Popular posts from this blog

The Curse of Advertising Resources

With more platforms, more products and more content who are trying to reach a disengaged audience, it is becoming harder and harder for brands to stand out. Conventional practices are no longer working. People don't watch TV as much as they used to, so they don't see commercials.  They don't click on banner ads. They don't pay attention to billboards ads. And they don't trust brands' messages. Part of the problem is that we are too dependent on traditional ad resources, which limits the realm of our creativity. To thrive in this new environment, we, ironically, need the freedom of a tight brief: what can you do with no budget for mass media?  Or limited marketing communications dollars?  To make a comparison, traditional advertising is a lot like countries and economies that rely on oil. This reliance handicaps innovation. Countries with a vast amount of natural resources tend to have (1) less economic growth and (2) worse development rates than other countrie…
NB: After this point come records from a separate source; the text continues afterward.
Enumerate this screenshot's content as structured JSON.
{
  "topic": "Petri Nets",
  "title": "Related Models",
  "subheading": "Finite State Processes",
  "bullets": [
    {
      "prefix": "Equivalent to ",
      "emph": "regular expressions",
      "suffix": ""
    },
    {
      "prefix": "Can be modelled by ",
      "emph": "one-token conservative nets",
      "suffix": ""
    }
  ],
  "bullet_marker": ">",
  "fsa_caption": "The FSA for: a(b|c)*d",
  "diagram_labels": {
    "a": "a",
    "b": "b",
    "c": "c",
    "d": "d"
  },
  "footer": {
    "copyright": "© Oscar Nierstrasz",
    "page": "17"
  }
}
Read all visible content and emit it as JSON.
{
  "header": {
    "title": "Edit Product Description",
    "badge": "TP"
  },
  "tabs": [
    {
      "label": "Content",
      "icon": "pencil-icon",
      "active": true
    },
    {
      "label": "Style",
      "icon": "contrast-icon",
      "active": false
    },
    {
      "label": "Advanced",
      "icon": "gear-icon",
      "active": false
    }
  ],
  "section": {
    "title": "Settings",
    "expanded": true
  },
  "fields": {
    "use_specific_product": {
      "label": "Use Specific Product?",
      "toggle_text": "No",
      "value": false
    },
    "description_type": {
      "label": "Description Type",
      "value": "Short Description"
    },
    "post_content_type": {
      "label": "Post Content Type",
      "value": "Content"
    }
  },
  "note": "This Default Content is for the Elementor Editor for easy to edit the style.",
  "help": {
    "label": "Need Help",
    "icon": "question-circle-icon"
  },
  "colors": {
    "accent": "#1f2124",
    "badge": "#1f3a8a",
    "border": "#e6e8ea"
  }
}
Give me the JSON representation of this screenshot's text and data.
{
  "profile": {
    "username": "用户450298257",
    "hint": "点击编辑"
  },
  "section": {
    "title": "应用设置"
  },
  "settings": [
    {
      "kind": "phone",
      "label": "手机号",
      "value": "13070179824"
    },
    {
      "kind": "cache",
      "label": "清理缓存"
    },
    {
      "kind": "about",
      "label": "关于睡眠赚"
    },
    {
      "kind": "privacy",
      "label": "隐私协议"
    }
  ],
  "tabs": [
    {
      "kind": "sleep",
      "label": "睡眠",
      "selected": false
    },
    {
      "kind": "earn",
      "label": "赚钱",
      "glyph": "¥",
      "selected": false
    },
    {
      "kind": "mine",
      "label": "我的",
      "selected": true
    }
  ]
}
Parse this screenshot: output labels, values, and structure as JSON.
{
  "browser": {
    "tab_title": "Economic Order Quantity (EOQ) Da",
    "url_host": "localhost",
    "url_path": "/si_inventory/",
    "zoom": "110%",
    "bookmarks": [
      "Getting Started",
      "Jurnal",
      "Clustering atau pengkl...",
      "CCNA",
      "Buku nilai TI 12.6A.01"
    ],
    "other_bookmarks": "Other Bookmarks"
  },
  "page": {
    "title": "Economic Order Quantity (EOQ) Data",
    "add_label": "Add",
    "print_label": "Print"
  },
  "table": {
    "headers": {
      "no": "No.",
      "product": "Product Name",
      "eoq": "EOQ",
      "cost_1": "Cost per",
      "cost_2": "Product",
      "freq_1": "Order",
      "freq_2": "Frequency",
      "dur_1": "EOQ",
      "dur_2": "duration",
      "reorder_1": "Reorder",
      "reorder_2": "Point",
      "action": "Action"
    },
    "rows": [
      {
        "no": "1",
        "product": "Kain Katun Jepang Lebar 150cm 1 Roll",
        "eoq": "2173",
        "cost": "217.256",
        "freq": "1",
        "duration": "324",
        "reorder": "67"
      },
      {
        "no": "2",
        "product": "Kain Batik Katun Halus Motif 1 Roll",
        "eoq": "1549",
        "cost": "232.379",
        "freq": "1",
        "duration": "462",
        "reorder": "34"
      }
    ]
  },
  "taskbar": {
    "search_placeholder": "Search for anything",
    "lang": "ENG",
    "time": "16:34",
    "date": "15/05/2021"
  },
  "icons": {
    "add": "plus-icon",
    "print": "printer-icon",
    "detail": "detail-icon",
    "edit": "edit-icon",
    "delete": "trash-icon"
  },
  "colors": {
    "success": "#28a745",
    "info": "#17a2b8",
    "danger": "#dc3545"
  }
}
The Irrational Power of Nudge Brands

Nudge brands are brands built on interactions, not attitudes. They are mostly defined by experiences, not TV campaigns. They are designed around people's inconsistencies and errors, not for machines. They are simple, not complex. They like to break things into small chunks that are less daunting than big tasks. They focus on changing behavior, not generating awareness and interest. The Paris metro system card is a nudge brand. It is designed against human errors. You can use the card in any direction. IKEA is a nudge brand. It uses the power of personal investment. The more involved people are in creating something, the better they feel about the end product. Ryanair is a nudge brand. It chunks the whole purchase process. They lock you in with a low 'seat price' first to get a mental commitment. Then, they start to add the extra charges in bite-sized 'chunks.' Hare Krishna is a nudge brand. It is built on the reciprocity rule by giving away daisies. People should …

The Irrational Challenger

Today, irrational is the new normal. People want products and services that break conventions and defy social norms. They have expectations that don't fit the traditional business model and feel irrational. However, they are very real and have created an irrational economy with irrational challengers. To thrive in this new playing field, business needs to be human, irrational. Think about it. Having a concierge to run our weekly errands for $99 month. Alfred. Ordering a healthy and delicious meal ready-to-eat under 7 minutes delivered at your door the next day. Hungryroot. Booking unlimited blowout appointments at salons in Manhattan for just $99 a month. Vive. (A typical blowout cost $40 to $90 inNew York City.) Renting a room on a month-to-month basis without going through the traditional methods of verifying applicants (e.g., two years of tax returns as proof of income).